Exercise prompt:
In the copy, keep every word of the data below and none of its pictures.

───

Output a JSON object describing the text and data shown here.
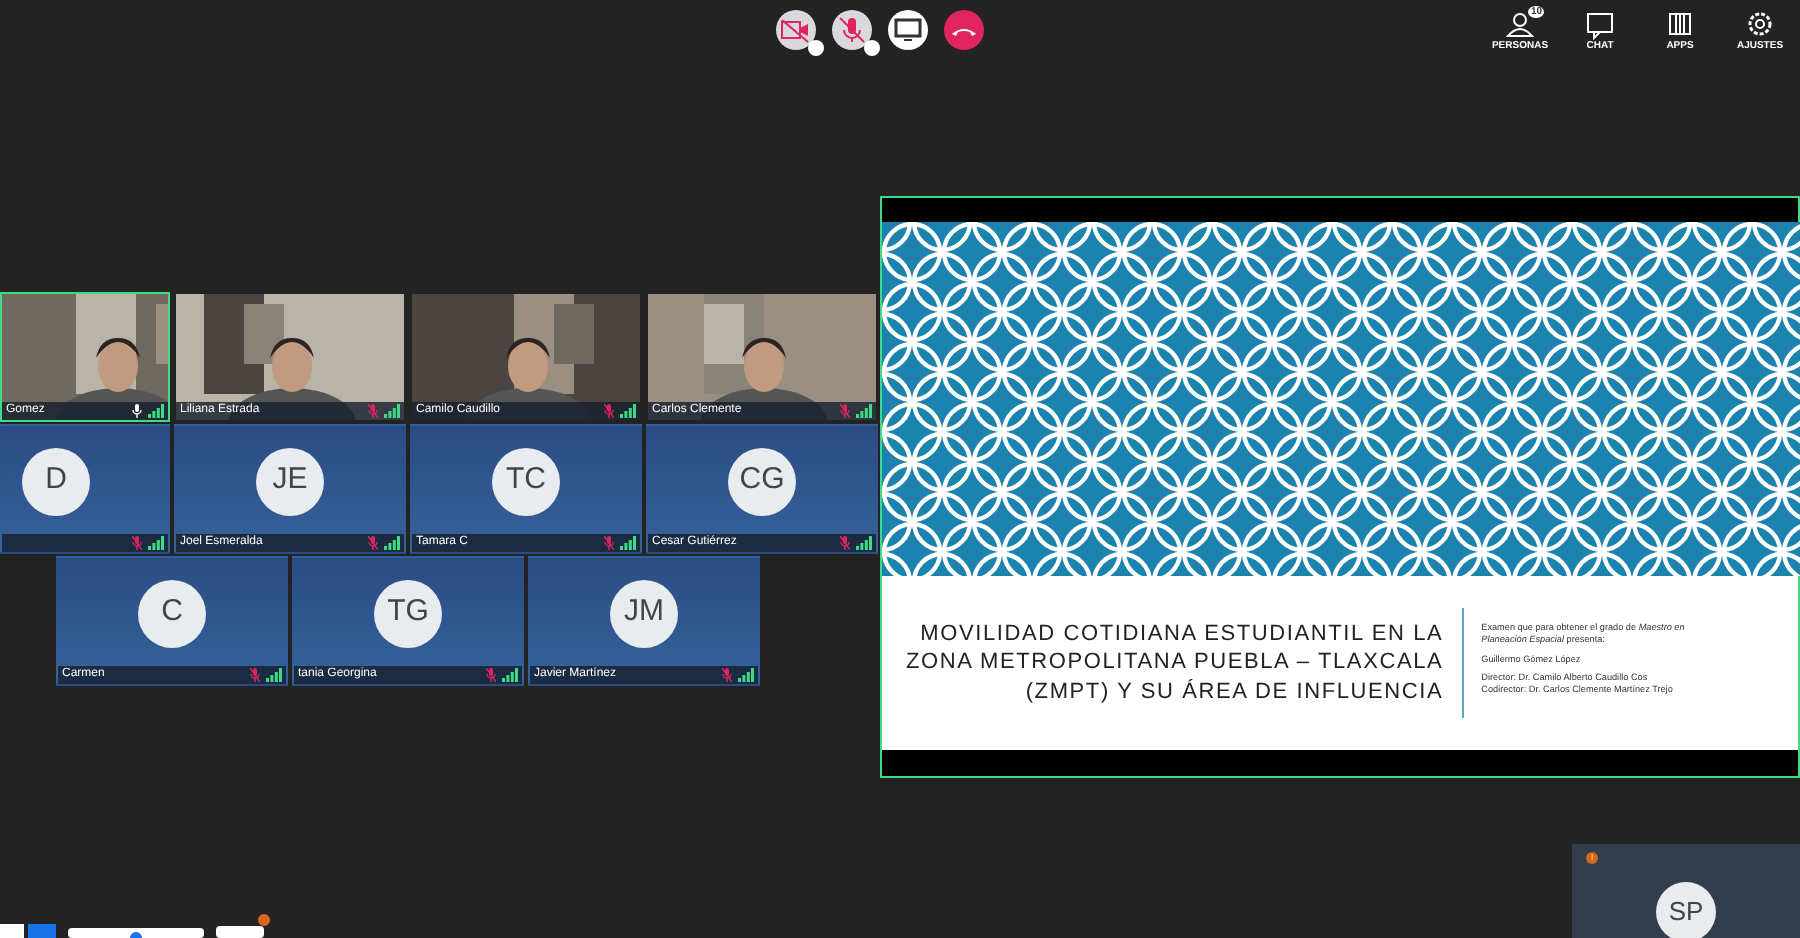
{
  "call_controls": [
    {
      "kind": "camera",
      "muted": true
    },
    {
      "kind": "mic",
      "muted": true
    },
    {
      "kind": "share"
    },
    {
      "kind": "hangup"
    }
  ],
  "top_menu": [
    {
      "kind": "people",
      "label": "PERSONAS",
      "badge": "10"
    },
    {
      "kind": "chat",
      "label": "CHAT"
    },
    {
      "kind": "apps",
      "label": "APPS"
    },
    {
      "kind": "settings",
      "label": "AJUSTES"
    }
  ],
  "tile_rows": [
    [
      {
        "kind": "video",
        "name": "Gomez",
        "muted": false,
        "speaking": true
      },
      {
        "kind": "video",
        "name": "Liliana Estrada",
        "muted": true,
        "speaking": false
      },
      {
        "kind": "video",
        "name": "Camilo Caudillo",
        "muted": true,
        "speaking": false
      },
      {
        "kind": "video",
        "name": "Carlos Clemente",
        "muted": true,
        "speaking": false
      }
    ],
    [
      {
        "kind": "avatar",
        "initials": "D",
        "muted": true,
        "speaking": false
      },
      {
        "kind": "avatar",
        "initials": "JE",
        "name": "Joel Esmeralda",
        "muted": true,
        "speaking": false
      },
      {
        "kind": "avatar",
        "initials": "TC",
        "name": "Tamara C",
        "muted": true,
        "speaking": false
      },
      {
        "kind": "avatar",
        "initials": "CG",
        "name": "Cesar Gutiérrez",
        "muted": true,
        "speaking": false
      }
    ],
    [
      {
        "kind": "avatar",
        "initials": "C",
        "name": "Carmen",
        "muted": true,
        "speaking": false
      },
      {
        "kind": "avatar",
        "initials": "TG",
        "name": "tania Georgina",
        "muted": true,
        "speaking": false
      },
      {
        "kind": "avatar",
        "initials": "JM",
        "name": "Javier Martínez",
        "muted": true,
        "speaking": false
      }
    ]
  ],
  "slide": {
    "title": [
      "MOVILIDAD COTIDIANA ESTUDIANTIL EN LA",
      "ZONA METROPOLITANA PUEBLA – TLAXCALA",
      "(ZMPT) Y SU ÁREA DE INFLUENCIA"
    ],
    "details": [
      "Examen que para obtener el grado de *Maestro en Planeación Espacial* presenta:",
      "Guillermo Gómez López",
      "Director: Dr. Camilo Alberto Caudillo Cos\nCodirector: Dr. Carlos Clemente Martínez Trejo"
    ]
  },
  "self_view": {
    "initials": "SP",
    "alert": "!"
  }
}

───

Response:
Output a JSON object describing the text and data shown here.
{
  "call_controls": [
    {
      "kind": "camera",
      "muted": true
    },
    {
      "kind": "mic",
      "muted": true
    },
    {
      "kind": "share"
    },
    {
      "kind": "hangup"
    }
  ],
  "top_menu": [
    {
      "kind": "people",
      "label": "PERSONAS",
      "badge": "10"
    },
    {
      "kind": "chat",
      "label": "CHAT"
    },
    {
      "kind": "apps",
      "label": "APPS"
    },
    {
      "kind": "settings",
      "label": "AJUSTES"
    }
  ],
  "tile_rows": [
    [
      {
        "kind": "video",
        "name": "Gomez",
        "muted": false,
        "speaking": true
      },
      {
        "kind": "video",
        "name": "Liliana Estrada",
        "muted": true,
        "speaking": false
      },
      {
        "kind": "video",
        "name": "Camilo Caudillo",
        "muted": true,
        "speaking": false
      },
      {
        "kind": "video",
        "name": "Carlos Clemente",
        "muted": true,
        "speaking": false
      }
    ],
    [
      {
        "kind": "avatar",
        "initials": "D",
        "muted": true,
        "speaking": false
      },
      {
        "kind": "avatar",
        "initials": "JE",
        "name": "Joel Esmeralda",
        "muted": true,
        "speaking": false
      },
      {
        "kind": "avatar",
        "initials": "TC",
        "name": "Tamara C",
        "muted": true,
        "speaking": false
      },
      {
        "kind": "avatar",
        "initials": "CG",
        "name": "Cesar Gutiérrez",
        "muted": true,
        "speaking": false
      }
    ],
    [
      {
        "kind": "avatar",
        "initials": "C",
        "name": "Carmen",
        "muted": true,
        "speaking": false
      },
      {
        "kind": "avatar",
        "initials": "TG",
        "name": "tania Georgina",
        "muted": true,
        "speaking": false
      },
      {
        "kind": "avatar",
        "initials": "JM",
        "name": "Javier Martínez",
        "muted": true,
        "speaking": false
      }
    ]
  ],
  "slide": {
    "title": [
      "MOVILIDAD COTIDIANA ESTUDIANTIL EN LA",
      "ZONA METROPOLITANA PUEBLA – TLAXCALA",
      "(ZMPT) Y SU ÁREA DE INFLUENCIA"
    ],
    "details": [
      "Examen que para obtener el grado de *Maestro en Planeación Espacial* presenta:",
      "Guillermo Gómez López",
      "Director: Dr. Camilo Alberto Caudillo Cos\nCodirector: Dr. Carlos Clemente Martínez Trejo"
    ]
  },
  "self_view": {
    "initials": "SP",
    "alert": "!"
  }
}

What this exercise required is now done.